Goal of the exercise ::
Search the listing for "Securing" and copy every line where it appears.

Data ::
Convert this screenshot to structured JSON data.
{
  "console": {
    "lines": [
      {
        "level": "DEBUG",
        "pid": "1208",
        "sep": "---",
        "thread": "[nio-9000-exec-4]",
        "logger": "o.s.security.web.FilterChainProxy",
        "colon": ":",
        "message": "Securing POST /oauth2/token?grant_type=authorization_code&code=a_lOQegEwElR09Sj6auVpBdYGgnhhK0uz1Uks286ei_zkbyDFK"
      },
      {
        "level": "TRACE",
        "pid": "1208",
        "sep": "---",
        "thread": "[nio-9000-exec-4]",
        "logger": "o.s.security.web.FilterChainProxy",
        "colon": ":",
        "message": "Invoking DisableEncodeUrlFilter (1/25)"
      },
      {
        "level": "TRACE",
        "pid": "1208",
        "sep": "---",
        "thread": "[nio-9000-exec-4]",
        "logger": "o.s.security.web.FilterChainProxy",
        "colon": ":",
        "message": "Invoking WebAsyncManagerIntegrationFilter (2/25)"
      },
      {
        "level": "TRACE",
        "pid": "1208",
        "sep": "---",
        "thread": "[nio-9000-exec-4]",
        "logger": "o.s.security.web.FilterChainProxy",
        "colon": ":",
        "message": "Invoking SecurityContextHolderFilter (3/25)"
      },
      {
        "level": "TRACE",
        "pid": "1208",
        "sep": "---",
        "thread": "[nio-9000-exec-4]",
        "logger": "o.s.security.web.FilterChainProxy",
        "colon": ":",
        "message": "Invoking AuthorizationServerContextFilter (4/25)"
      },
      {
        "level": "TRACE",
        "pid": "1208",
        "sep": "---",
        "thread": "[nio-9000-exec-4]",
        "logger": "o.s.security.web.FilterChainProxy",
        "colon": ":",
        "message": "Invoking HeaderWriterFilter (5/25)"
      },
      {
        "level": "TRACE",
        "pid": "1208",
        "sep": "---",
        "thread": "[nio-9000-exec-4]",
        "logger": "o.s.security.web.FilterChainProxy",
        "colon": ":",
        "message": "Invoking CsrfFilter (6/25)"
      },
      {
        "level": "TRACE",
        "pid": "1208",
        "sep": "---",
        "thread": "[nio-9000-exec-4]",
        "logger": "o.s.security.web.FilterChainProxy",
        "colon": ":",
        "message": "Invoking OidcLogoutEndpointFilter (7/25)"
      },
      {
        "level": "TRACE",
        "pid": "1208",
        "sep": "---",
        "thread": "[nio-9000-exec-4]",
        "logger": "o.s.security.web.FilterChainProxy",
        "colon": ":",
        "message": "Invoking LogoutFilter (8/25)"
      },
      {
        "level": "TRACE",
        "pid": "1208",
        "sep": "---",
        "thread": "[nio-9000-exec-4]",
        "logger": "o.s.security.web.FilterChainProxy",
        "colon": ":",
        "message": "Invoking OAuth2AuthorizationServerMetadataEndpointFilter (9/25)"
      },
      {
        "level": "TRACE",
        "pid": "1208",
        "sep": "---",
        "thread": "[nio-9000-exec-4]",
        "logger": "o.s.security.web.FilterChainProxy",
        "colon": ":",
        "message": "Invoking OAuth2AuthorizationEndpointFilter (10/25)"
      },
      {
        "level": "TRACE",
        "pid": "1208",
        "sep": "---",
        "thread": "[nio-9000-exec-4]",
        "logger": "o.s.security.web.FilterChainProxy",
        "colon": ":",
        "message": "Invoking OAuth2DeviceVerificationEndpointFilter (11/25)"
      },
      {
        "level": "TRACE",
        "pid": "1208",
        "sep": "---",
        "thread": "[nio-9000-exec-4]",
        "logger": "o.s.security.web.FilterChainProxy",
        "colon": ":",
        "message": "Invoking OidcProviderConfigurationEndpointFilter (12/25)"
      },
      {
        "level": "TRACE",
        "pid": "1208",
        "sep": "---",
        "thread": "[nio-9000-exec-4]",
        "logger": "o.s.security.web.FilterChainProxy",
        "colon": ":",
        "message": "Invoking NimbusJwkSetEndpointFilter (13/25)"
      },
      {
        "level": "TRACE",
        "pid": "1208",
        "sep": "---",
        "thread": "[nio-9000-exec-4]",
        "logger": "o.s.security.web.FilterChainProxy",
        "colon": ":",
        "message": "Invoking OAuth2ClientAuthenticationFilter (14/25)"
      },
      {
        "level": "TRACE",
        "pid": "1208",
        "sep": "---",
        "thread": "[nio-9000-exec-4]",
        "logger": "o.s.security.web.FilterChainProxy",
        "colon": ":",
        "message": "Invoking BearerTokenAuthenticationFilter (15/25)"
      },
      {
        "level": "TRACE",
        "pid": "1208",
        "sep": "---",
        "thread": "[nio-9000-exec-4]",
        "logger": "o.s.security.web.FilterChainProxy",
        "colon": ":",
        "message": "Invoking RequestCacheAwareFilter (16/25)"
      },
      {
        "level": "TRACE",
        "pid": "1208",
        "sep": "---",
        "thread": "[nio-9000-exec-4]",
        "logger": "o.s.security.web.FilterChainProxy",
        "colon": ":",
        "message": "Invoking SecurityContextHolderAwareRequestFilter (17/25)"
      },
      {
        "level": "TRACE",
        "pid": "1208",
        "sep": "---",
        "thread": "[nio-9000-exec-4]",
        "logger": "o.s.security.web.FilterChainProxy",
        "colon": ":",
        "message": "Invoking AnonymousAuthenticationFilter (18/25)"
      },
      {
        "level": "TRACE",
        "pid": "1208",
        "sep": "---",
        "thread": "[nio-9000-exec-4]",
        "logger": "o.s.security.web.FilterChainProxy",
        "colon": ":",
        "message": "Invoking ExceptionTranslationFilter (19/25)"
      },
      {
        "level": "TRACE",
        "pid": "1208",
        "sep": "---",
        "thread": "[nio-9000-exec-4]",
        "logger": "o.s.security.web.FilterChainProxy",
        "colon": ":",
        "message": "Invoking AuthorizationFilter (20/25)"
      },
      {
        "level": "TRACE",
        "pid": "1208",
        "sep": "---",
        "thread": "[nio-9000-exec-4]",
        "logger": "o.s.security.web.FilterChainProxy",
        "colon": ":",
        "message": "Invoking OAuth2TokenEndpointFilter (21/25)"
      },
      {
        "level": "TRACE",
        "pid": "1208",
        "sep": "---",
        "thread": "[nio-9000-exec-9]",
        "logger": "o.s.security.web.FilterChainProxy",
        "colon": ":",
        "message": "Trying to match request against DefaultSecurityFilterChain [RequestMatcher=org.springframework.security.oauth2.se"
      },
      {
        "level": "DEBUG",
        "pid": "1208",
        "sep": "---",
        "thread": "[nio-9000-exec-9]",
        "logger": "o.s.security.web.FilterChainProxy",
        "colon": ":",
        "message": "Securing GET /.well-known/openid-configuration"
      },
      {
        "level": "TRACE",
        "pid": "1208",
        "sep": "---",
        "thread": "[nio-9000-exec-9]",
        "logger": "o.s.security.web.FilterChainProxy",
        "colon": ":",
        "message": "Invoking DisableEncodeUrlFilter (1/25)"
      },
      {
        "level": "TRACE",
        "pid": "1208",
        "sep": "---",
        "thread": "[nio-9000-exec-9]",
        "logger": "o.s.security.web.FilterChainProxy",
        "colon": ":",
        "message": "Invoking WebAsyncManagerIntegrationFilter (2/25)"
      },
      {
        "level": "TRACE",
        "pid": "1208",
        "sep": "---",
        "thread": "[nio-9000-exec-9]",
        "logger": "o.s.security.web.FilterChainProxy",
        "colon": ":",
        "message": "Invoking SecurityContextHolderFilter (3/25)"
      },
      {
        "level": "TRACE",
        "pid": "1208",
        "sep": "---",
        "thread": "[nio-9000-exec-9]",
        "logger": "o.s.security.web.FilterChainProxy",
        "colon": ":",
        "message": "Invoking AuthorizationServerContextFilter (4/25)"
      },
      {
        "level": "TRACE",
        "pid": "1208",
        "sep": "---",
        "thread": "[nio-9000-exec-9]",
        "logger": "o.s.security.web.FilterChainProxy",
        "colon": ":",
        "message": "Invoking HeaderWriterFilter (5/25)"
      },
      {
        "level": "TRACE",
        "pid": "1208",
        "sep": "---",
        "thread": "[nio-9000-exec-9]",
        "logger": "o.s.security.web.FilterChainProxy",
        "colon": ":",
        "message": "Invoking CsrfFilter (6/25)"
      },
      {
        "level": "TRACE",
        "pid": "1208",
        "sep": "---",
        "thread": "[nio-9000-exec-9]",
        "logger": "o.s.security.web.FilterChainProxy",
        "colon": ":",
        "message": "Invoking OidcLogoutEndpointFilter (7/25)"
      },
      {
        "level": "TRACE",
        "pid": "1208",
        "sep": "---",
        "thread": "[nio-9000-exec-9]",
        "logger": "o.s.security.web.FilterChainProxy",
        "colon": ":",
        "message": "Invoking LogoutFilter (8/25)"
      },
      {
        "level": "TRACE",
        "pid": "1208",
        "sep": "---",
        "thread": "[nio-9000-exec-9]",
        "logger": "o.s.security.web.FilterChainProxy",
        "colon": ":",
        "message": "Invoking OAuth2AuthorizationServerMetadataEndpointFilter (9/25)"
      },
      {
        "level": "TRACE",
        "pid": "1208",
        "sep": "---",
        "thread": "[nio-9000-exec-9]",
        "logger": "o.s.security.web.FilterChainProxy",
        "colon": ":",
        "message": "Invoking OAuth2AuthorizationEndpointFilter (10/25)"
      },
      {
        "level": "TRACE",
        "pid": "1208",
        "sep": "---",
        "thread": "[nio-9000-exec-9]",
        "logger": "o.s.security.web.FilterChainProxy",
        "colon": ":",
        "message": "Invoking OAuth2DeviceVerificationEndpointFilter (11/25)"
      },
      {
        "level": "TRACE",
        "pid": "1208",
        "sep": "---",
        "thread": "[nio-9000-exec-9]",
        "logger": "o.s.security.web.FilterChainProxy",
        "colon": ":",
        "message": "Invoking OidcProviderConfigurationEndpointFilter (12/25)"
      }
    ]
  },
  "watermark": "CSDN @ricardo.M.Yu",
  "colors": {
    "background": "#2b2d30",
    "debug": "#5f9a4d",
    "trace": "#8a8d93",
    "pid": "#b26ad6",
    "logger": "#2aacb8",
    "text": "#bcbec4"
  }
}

Result for this task ::
        "message": "Securing POST /oauth2/token?grant_type=authorization_code&code=a_lOQegEwElR09Sj6auVpBdYGgnhhK0uz1Uks286ei_zkbyDFK"
        "message": "Securing GET /.well-known/openid-configuration"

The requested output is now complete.